Volunteers needed

Since funds for increased numbers of staff people are not forthcoming, Kramer hopes to broaden the State’s volunteer base.

“I’d like to have an ‘army of individuals’ with many skill levels who can provide a range of direct and consultative services,” she said. “I’d like all of us to think of how we can use our time, and would like to create a volunteer commission that would include individuals representing different areas, such as the medical and legal fields, to name just a few.”

Those interested in volunteering with the Department of Aging may call (410) 767-1100 and leave their name and contact information. A work group to explore various volunteer programs and services is being formed this summer. “I’d love to hear people’s ideas,” Kramer said.

Since her confirmation by the State Senate this past March, Kramer has been working closely with aging advocates and professionals throughout the state, meeting with regional and jurisdictional groups, nonprofit organizations, senior residences, and members of the business community.

From her new perspective as Secretary of Aging, Kramer believes that Maryland compares favorably with other states in its efforts to provide for its aging population.

“The state partners with so many volunteers, nonprofit groups and private organizations,” she said. “Everyone has the same goal — to support Maryland’s senior citizens.”

Kramer also feels fortunate that her staff — most of whom were already on board when she became Secretary — are so dedicated to the mission of the Department. “They’ve made my job much easier,” she said.

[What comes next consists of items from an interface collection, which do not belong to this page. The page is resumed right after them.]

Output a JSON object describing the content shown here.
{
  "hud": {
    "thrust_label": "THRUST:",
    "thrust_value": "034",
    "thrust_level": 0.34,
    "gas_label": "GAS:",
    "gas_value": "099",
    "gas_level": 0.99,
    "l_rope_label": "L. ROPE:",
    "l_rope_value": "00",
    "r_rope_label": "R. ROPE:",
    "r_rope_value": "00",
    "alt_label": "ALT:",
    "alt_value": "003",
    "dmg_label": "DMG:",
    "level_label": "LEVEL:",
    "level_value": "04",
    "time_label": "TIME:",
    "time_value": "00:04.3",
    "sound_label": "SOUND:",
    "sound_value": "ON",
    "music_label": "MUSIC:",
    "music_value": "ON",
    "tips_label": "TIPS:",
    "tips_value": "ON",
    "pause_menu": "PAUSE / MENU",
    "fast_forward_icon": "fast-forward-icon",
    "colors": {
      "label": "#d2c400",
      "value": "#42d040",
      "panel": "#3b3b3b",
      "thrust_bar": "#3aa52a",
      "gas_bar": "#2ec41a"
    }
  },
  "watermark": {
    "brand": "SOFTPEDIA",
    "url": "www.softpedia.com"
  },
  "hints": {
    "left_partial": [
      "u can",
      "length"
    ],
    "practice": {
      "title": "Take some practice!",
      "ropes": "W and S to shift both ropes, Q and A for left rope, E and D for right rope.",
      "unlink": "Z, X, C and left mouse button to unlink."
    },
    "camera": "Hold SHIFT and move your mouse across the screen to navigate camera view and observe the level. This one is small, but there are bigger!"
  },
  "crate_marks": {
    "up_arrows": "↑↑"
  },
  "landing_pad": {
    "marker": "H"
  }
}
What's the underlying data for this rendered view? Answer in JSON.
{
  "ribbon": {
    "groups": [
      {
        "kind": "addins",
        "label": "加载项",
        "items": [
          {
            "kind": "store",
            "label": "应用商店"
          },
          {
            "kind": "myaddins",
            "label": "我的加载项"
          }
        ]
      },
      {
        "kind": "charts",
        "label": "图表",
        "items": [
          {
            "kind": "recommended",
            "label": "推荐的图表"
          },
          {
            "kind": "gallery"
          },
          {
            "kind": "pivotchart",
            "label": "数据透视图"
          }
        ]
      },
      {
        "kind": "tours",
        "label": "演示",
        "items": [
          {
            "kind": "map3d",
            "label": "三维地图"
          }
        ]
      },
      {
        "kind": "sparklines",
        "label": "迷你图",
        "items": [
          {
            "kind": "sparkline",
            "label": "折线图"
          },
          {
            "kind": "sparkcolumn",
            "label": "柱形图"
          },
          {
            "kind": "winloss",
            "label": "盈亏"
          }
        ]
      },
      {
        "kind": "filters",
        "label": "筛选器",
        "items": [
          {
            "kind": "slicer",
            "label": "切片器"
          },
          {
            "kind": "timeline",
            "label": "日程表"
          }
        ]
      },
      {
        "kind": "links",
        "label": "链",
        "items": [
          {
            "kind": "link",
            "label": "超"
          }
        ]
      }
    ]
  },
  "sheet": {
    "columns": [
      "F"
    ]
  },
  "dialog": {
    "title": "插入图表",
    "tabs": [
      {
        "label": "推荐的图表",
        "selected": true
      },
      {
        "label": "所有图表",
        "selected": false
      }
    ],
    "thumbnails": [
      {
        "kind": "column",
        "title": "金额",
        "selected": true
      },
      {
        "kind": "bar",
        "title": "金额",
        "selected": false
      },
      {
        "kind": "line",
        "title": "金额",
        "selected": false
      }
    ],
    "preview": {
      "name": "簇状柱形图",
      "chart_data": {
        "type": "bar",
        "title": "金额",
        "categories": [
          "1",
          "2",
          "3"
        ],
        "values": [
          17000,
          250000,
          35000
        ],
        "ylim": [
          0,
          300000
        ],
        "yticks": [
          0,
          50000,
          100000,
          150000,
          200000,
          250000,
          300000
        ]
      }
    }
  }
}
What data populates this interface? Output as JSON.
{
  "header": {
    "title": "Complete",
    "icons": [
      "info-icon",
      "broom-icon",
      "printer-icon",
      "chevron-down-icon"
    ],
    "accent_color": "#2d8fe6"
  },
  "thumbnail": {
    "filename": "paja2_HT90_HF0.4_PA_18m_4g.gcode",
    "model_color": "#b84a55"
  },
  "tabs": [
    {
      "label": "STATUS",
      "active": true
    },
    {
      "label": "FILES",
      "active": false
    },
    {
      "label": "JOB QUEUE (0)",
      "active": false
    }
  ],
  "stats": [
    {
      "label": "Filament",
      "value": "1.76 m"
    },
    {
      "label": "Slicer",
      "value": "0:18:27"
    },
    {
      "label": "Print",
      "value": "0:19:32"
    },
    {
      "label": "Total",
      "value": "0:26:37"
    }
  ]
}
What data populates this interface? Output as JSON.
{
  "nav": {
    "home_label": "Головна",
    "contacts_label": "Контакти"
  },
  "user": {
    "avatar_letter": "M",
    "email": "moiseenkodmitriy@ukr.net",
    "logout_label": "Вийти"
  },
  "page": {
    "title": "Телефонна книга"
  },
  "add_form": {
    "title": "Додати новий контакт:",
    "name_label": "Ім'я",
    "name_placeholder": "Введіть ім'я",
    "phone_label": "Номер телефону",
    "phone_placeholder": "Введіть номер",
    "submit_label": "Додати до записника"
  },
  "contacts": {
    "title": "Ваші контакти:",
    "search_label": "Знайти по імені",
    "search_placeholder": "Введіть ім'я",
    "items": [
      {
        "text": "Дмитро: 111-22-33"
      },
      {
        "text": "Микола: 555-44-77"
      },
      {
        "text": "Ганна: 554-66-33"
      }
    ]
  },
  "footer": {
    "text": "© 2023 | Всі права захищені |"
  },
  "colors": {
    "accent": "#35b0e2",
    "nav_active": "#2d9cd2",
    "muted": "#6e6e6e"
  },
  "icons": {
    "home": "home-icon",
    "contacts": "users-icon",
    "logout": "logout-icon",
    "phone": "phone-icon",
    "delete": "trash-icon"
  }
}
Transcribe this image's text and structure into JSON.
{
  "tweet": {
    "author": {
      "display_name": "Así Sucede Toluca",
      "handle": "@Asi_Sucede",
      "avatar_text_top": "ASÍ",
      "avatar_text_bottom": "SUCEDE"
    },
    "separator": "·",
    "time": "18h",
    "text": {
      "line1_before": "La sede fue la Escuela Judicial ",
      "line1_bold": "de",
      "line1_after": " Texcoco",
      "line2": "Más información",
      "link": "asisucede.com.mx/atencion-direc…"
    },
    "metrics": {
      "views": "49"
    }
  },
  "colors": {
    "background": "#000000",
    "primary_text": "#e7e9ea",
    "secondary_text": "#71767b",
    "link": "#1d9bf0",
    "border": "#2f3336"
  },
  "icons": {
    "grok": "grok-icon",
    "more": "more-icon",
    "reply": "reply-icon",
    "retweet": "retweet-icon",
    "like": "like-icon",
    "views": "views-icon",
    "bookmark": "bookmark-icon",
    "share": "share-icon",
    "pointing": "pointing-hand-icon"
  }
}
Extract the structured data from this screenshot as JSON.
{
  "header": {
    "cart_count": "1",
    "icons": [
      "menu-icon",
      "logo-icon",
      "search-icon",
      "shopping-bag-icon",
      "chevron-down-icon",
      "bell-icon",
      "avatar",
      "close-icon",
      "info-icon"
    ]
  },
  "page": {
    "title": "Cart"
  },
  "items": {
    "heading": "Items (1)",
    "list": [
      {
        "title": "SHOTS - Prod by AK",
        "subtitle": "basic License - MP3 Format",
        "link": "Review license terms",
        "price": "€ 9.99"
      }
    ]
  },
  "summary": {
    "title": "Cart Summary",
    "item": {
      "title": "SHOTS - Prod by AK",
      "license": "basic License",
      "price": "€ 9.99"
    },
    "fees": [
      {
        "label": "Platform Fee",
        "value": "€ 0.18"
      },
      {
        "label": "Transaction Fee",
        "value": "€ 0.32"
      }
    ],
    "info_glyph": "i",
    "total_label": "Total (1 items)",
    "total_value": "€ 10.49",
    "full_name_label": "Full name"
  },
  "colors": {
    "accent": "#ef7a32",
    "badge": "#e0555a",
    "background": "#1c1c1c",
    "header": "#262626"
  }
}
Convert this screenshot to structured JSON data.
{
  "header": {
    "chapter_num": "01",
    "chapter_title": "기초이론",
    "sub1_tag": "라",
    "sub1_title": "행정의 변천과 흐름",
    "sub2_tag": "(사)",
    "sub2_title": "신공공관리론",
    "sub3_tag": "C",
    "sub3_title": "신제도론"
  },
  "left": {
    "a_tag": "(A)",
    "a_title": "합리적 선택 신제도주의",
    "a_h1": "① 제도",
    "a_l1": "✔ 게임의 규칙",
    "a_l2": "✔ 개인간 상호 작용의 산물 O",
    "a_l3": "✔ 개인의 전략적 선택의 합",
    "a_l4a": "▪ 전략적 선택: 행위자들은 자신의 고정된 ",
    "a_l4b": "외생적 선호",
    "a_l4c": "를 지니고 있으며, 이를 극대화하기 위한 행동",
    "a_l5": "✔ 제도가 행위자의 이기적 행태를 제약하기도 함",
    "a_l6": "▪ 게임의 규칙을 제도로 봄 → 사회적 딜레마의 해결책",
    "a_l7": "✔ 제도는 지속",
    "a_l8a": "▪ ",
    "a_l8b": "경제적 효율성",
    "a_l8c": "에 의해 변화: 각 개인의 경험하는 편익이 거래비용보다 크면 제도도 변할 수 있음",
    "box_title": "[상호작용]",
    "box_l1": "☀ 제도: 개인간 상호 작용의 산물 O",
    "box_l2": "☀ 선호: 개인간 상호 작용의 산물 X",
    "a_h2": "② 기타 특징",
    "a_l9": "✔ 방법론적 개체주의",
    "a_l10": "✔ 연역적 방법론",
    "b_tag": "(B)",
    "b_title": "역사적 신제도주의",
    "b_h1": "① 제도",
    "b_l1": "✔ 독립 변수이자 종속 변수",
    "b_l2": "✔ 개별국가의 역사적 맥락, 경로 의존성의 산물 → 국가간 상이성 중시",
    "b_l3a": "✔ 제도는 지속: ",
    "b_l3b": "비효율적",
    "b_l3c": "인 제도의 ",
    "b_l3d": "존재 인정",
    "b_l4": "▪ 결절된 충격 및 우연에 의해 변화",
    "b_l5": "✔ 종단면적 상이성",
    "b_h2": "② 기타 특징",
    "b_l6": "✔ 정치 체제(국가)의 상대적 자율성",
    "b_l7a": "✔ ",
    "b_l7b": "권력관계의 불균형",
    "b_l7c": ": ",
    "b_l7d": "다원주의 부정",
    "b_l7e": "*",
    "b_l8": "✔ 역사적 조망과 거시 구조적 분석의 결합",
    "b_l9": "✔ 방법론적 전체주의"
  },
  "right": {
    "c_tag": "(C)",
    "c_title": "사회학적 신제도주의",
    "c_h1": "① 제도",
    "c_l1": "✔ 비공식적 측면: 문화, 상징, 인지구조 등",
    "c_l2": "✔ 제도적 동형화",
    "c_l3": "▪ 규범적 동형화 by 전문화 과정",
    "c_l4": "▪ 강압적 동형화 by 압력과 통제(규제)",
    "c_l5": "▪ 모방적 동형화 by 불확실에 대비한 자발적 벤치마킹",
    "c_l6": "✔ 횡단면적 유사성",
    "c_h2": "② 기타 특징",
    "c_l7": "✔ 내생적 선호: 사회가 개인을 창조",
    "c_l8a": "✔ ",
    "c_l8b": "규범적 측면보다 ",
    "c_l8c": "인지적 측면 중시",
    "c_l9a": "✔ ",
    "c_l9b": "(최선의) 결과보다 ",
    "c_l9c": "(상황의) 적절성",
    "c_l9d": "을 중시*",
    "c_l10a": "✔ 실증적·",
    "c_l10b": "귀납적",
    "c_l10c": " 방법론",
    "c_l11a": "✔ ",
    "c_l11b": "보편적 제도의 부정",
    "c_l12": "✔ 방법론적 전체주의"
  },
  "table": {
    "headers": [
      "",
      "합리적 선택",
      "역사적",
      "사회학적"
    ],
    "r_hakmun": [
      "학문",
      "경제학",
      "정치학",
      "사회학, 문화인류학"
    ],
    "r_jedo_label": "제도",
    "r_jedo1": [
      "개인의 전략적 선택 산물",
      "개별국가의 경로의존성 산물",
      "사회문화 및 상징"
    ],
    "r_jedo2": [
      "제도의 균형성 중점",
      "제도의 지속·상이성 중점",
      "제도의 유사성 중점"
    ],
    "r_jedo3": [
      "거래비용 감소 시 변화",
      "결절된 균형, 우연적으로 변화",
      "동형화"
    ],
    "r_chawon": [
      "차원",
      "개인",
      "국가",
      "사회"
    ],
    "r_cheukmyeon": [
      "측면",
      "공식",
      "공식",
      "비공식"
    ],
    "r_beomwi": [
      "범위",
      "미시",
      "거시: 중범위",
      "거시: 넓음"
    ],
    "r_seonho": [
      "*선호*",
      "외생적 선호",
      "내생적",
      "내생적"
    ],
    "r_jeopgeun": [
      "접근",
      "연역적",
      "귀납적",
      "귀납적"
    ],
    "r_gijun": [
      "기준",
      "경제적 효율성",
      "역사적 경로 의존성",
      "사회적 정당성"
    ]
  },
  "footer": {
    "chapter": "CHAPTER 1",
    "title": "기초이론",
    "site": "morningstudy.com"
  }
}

Despite the learning curve of the new position, the hectic schedule, and her daily round-trip commute from Montgomery County to the state’s offices in downtown Baltimore, Kramer — single, and the mother of two grown daughters — said she looks forward to getting to work each day.

“It’s fascinating, challenging and exciting!” she said.